WHAT IS EXPECTED:
From the entries below, tally the lines with "dest" in them and reply with that figure only.

:: PROVIDED RECORDS ::

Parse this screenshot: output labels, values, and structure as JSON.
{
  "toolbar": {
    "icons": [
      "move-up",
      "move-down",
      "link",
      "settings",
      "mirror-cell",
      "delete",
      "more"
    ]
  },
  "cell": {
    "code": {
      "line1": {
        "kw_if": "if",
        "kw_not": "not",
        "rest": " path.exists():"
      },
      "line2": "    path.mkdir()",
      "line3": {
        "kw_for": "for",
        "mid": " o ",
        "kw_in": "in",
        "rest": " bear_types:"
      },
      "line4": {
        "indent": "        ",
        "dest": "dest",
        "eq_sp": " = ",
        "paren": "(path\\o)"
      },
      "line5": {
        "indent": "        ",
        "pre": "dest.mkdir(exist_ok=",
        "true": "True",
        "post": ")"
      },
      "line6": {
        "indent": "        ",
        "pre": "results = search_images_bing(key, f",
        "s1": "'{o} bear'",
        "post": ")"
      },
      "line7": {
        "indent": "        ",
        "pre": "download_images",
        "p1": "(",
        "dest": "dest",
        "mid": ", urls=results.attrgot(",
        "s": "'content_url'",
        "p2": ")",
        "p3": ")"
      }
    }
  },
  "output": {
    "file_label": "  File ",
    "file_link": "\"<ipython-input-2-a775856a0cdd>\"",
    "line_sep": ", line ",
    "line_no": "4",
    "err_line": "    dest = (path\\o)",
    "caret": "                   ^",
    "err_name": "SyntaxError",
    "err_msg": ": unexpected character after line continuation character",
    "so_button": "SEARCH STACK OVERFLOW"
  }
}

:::

TASK OUTPUT:
4